SHANGHAI (Reuters) - A week after China’s central bank finally offered some explanation of the mysterious new ‘X’-factor it has added to its daily yuan reference rate, traders and analysts say they are none the wiser over how to make sense of it.
The People’s Bank of China (PBOC) added what it described as a “counter-cyclical factor” to its secret recipe for the yuan’s mid-point calculations from late May. The change was widely seen as a move to tamp down on speculation.
The PBOC said the change would make the exchange rate regime more transparent, more market-oriented and rule-based, but months later outsiders say their ability to forecast the currency’s moves has only diminished.
The yuan fell by around 6.5 percent against the surging dollar last year, but it has risen 4 percent this year - mostly since the introduction of the X-factor.
“Predicting the midpoint has become harder,” said Tommy Xie, an economist at OCBC Bank in Singapore. Xie said his forecasting models have been less accurate in the past three months, and he was “puzzled.”
The old yuan formula took into account the previous day’s official local closing price against the dollar and changes to the yuan’s value against three baskets of other currencies. Traders and economists were able to approximate those baskets and calculate with some accuracy where the midpoint would be.
After a long silence, the PBOC tried to elaborate on the methodology change in its quarterly monetary policy report issued last Friday.
The report said the 14 official banks that the PBOC gathers daily forecast contributions from in fact could each independently create their own counter-cyclical coefficient “based on macroeconomic fundamentals and forex market changes”.
Effectively, instead of one murky variable, there are now potentially 14. The report offered no explanation, nor did it say how the central bank weighs the contributions in determining the yuan’s midpoint.
Market participants were not impressed.
A Shanghai-based trader at a mid-sized Chinese bank said renewed opacity from the new fixing mechanism was “a throwback”.
“‘Mother Central Bank’ has gained more control over the fixing. Put another way: she still has the final say,” the trader said.
Another trader at a mid-sized Chinese bank in Shanghai said the “counter-cyclical factor” acted more as tool for the authorities to telegraph policy intention to the market.

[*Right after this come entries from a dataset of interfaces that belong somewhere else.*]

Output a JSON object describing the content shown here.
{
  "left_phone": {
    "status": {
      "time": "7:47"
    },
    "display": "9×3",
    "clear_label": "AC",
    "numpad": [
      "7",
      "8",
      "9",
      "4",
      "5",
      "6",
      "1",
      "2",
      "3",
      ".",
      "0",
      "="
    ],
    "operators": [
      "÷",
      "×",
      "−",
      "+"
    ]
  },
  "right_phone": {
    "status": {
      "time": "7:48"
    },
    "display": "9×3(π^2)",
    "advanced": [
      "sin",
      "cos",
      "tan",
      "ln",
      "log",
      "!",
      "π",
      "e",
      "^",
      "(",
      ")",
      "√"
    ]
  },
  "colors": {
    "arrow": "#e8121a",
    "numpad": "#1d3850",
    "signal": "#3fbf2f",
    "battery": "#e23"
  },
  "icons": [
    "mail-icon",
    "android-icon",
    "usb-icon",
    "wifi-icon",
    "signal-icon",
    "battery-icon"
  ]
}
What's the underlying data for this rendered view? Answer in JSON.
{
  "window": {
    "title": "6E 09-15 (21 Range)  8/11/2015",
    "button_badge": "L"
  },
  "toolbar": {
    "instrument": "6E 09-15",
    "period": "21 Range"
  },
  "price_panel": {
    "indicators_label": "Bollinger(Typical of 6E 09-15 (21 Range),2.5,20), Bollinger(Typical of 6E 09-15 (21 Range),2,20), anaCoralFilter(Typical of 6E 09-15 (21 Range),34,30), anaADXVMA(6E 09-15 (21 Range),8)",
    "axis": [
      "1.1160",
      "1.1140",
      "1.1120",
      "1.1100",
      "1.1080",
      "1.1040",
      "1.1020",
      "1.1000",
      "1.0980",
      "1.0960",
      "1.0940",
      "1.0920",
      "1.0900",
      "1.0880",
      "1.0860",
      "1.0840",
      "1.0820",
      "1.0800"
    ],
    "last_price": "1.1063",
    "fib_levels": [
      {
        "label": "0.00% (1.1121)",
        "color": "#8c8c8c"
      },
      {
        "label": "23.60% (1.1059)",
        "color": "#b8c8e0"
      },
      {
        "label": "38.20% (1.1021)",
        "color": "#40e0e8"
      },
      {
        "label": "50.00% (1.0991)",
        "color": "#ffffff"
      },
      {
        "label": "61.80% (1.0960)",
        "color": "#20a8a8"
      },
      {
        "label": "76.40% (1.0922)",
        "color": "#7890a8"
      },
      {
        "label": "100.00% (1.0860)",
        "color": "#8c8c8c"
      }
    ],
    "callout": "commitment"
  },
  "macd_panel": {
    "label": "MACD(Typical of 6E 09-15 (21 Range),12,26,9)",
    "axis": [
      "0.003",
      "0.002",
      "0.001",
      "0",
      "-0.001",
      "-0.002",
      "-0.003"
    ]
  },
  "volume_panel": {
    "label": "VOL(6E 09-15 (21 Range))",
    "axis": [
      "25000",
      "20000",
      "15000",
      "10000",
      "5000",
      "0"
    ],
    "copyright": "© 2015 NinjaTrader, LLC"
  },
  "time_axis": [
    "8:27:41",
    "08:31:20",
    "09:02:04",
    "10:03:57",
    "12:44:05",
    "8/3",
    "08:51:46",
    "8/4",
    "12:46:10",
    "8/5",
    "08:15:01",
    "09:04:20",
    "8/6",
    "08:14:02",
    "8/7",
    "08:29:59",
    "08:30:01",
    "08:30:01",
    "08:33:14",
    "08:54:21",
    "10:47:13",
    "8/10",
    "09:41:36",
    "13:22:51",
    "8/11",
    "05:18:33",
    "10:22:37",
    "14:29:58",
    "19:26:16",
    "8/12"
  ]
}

“In terms of building a more transparent foreign exchange market as a long-term goal, it may not be a good tool. It sacrifices some transparency, and the factor has partly pushed the market-based reform backwards,” the second trader said.
Natixis bank said in a note on Friday that the X-factor “basically helps the PBOC regain further control on the RMB fixing... since the PBOC is the only actor to have full control over each of the reporting banks’ own midpoint estimations”.
If there is a silver lining, it may be that the “counter-cyclical factor” has diluted the often self-reinforcing expectations engendered by the old, more predictable model.
“The correlations between the yuan’s basket index and the dollar index was smashed,” Xie said.
The PBOC said the new mechanism better reflects economic fundamentals.
“Adding the counter-cyclical factor does not change the trend and direction of foreign exchange supply and demand, it only appropriately filters out the ‘herd effect’, but not operating against the market,” according to the report.
Economists and analysts said rather than simply reversing the yuan’s course from one direction to the opposite, the new factor has smashed consensus that the currency was on a one-way depreciation ride.
The resulting bounce in the yuan, along with tighter government curbs, has helped reduce pressure from capital outflows and staunched a rapid drain in the country’s foreign exchange reserves.
“We expect the RMB’s exchange rate will experience more two-way fluctuations than one-way appreciation going forward,” said economists at Citi.
Editing by Kim Coghill